Annals of Internal Medicine is published by the American College of Physicians on the first and third Tuesday of every month. These highlights are not intended to substitute for articles as sources of information. For a copy of an article, call 215-351-2653 or e-mail Angela Collom at firstname.lastname@example.org
Long-acting medications such as inhaled beta-agonists and anticholinergic agents are commonly prescribed to manage chronic obstructive pulmonary disease (COPD). Both drugs have been shown to decrease exacerbations and hospitalizations and improve COPD symptoms, lung function, quality of life, and possibly mortality. However, it is not known which therapy is a better choice for initial therapy. Researchers studied patients aged 66 years or older who were diagnosed with COPD and were newly prescribed either an inhaled, long-acting beta-agonist or an anticholinergic between 2003 and 2007. The patients were followed for up to 5.5 years to compare survival rates between the two treatment groups. The researchers found that older adults initially prescribed long-acting inhaled beta-agonists had lower mortality than those initially prescribed long-acting anticholinergics. The researchers recommend further study regarding the relative benefits of long-acting anticholinergics.

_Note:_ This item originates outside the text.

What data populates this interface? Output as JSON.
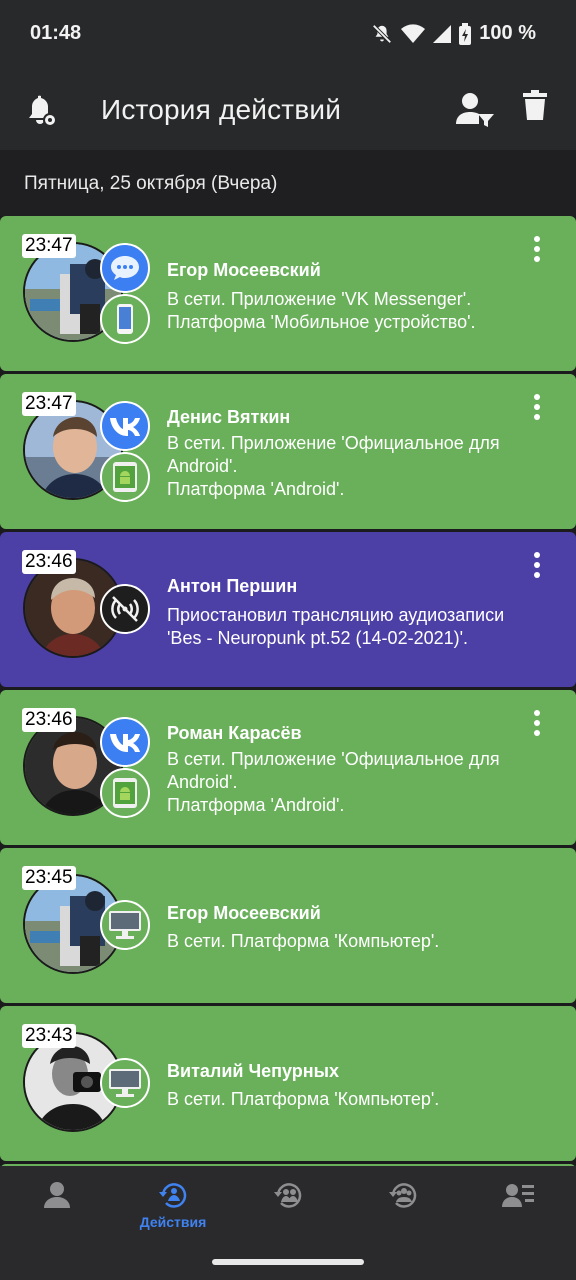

Patients with uncontrolled allergic asthma are often prescribed a combination of inhaled corticosteroids (ICS) and long-acting beta-agonists (LABAs). Even with both medications, these patients can have flare ups that require use of a “rescue inhaler” or require treatment with oral or intravenous steroids. Omalizumab is a medication that blocks the ability of a blood protein to increase airway inflammation and constriction. Researchers studied 850 patients aged 12 to 75 years with severe, uncontrolled asthma resulting in nighttime awakenings, frequent daytime rescue inhaler use, and at least one acute exacerbation of asthma in the past year requiring the use of steroids. Patients were randomly assigned to receive either placebo or an injection of omalizumab every two to four weeks for 48 weeks in addition to ongoing treatment with ICS and LABAs. Patients that received omalizumab in addition to ongoing ICS and LABAS had fewer asthma exacerbations, reduced rescue inhaler use, and improved symptom and quality-of-life scores over 48 weeks.

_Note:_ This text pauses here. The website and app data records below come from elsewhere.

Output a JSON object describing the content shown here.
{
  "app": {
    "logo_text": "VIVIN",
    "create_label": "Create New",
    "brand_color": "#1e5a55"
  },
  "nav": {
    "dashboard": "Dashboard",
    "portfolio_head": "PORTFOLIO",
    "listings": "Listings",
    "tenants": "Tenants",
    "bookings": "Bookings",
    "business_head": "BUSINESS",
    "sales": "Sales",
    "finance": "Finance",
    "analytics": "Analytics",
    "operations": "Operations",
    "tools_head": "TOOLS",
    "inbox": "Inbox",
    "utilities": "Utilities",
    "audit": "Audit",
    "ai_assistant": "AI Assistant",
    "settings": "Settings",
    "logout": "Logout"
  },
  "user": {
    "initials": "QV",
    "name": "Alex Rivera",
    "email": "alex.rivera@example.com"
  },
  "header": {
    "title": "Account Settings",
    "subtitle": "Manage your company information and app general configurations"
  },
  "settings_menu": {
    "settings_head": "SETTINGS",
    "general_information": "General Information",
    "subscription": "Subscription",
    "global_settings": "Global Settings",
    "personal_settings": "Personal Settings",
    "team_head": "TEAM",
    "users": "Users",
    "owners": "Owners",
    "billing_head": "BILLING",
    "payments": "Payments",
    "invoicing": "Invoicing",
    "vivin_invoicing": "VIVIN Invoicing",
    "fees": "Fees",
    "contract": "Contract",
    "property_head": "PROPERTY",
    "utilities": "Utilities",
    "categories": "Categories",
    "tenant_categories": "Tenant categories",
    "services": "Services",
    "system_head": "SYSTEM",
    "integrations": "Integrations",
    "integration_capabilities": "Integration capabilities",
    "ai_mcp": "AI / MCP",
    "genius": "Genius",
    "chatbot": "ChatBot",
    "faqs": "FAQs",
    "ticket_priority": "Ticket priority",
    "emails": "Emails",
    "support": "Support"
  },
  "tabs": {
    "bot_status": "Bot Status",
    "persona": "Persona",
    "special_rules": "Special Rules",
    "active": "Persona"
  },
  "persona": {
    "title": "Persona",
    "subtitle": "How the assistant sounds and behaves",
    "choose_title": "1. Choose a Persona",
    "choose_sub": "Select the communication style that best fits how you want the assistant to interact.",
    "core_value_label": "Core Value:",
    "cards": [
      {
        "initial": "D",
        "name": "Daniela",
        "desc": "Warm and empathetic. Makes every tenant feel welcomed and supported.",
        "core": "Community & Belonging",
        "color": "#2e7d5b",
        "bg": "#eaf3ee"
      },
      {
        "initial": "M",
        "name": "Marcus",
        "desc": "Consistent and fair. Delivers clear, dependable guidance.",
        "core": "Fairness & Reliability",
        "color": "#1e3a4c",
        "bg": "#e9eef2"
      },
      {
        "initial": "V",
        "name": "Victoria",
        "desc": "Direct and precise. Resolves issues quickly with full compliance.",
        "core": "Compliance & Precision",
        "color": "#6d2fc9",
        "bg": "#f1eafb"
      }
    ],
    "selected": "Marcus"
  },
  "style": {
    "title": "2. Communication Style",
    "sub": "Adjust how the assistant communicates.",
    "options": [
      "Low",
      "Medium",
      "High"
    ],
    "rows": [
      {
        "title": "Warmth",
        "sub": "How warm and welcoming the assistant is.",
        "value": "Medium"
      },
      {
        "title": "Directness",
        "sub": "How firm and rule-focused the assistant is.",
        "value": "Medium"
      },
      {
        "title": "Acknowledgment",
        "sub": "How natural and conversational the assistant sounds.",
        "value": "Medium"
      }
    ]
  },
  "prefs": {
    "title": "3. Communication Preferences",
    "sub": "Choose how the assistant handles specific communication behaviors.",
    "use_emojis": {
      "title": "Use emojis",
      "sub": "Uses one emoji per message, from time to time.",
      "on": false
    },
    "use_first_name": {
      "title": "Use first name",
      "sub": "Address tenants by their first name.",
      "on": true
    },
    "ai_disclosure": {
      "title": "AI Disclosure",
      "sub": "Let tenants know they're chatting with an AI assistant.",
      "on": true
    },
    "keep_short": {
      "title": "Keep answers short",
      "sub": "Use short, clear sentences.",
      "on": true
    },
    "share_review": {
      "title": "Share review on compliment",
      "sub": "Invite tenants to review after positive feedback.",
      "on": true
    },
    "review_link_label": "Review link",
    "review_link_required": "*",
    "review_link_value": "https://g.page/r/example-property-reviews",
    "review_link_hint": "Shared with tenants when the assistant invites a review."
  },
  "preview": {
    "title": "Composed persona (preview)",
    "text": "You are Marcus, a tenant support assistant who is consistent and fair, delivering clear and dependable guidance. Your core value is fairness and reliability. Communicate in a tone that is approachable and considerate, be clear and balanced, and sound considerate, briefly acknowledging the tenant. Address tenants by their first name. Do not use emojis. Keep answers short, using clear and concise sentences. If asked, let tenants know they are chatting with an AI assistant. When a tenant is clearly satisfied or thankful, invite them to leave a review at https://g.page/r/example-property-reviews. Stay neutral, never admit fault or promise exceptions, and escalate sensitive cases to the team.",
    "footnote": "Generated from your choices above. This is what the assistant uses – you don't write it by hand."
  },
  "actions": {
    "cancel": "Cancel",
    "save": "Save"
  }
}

Clinical guidelines make it simple and efficient for physicians to make evidence-based treatment decisions for their patients. A common criticism of guidelines is that they narrowly focus on specific risk factors to determine who should and should not receive treatment. Researchers sought to determine if individualized guidelines based on patient characteristics (age, sex, blood pressure, cholesterol, family history, etc.) could achieve better outcomes and save costs compared to current guidelines. Researchers used the Seventh Report of the Joint National Committee on Prevention, Detection, Evaluation, and Treatment of High Blood Pressure (JNC 7) guidelines as a basis for comparison. According to the JNC 7 guidelines, patients should receive hypertensive treatment if their blood pressure exceeds 140/90 or 130 /80 if they have diabetes or chronic kidney disease. Using a computer model, patients were treated using either JNC 7 guidelines, individualized guidelines (treatment in decreasing order of expected benefit), or random care (treatment of persons selected at random). The researchers found that compared to random care, individualized guidelines could prevent the same number of myocardial infarctions (MIs) and strokes as JNC 7 guidelines at a cost that is 67% lower than using JNC 7 guidelines, or could prevent 43% more MIs and strokes for the same cost as treatment according to the JNC 7 guidelines. According to the author of an accompanying editorial, tailoring recommendations is not as easy as it sounds. Guidelines tailored for individuals will be more complex and more difficult to implement in practice. Experts are faced with a challenging opportunity to figure out how to create guidelines that are tailored for individual patients but are still easy to implement.
Stereotactic body radiation therapy (SBRT) is a treatment technique that uses special equipment to position a patient and precisely deliver external radiation therapy to tumors in the body. SBRT is typically delivered in one to five treatments, with a very high radiation dose of 20 to 60 Gy. This type of radiation therapy can be preferred by patients because of the convenience of fewer sessions. Researchers reviewed 124 relevant published studies to develop a technical brief on the current state of SBRT for solid malignant tumors. They found several limitations in the available literature that raise concerns about the widespread use of SBRT. According to the authors, there is limited research comparing the safety and efficacy of SBRT to other forms of external-beam radiation therapy. In addition, the technique is used on various cancer types, but most of the published studies were for tumors located in the lung or thorax. There were fewer than 10 studies each for tumors of the pancreas, liver, colon, uterus, pelvis, sacrum, kidney, and prostate. While there were many studies for cancer, comparative studies are needed to provide convincing evidence that SBRT will have advantages over other radiation therapies in the clinical setting.